Three-quarters of U.S. states have now officially closed their schools for the rest of the academic year. While remote learning continues, summer is a question mark, and attention is already starting to turn to next fall.
Recently, governors including California’s Gavin Newsom and New York’s Andrew Cuomo have started to talk about what school reopening might look like. And a federal government plan for reopening, according to The Washington Post, says that getting kids back in classrooms or other group care is the first priority for getting back to normal.
But there are still many more unknowns than guarantees. Among the biggest, says Lily Eskelsen Garcia, president of the National Education Association, the nation’s largest teachers union, is this: “Is it safe and healthy for my kids to pack them into that classroom?”
Here are nine key ideas — drawn from interviews with public health experts, education officials and educators around the country — for what reopening might look like.
provides nine possible options for how reopening might look in American schools:
- Stepped-up health and hygiene measures
- Class sizes of 12 or fewer
- Staggered schedules
- Younger kids first?
- New calendars
- Different attendance policies
- No assemblies, sports games or parent-teacher conferences

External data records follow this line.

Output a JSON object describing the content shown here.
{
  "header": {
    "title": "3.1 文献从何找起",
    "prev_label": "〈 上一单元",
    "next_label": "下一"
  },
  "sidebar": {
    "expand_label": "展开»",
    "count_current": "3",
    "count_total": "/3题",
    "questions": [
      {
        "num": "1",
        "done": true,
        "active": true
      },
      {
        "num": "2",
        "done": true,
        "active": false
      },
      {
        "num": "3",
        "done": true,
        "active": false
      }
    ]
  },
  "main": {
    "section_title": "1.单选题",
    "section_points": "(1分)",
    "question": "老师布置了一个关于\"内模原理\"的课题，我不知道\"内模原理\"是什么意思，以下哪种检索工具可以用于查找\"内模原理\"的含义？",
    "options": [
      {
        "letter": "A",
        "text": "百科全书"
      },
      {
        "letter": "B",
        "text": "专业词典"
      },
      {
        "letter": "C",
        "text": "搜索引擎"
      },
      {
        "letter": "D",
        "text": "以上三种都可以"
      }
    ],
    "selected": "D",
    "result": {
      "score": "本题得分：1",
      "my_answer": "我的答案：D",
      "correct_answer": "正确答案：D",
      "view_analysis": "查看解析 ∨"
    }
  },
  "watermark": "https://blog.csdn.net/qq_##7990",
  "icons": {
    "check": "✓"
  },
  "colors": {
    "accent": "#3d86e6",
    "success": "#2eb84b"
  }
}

- Remote learning continues
- Social, emotional and practical help for kids
via Ian O’Byrne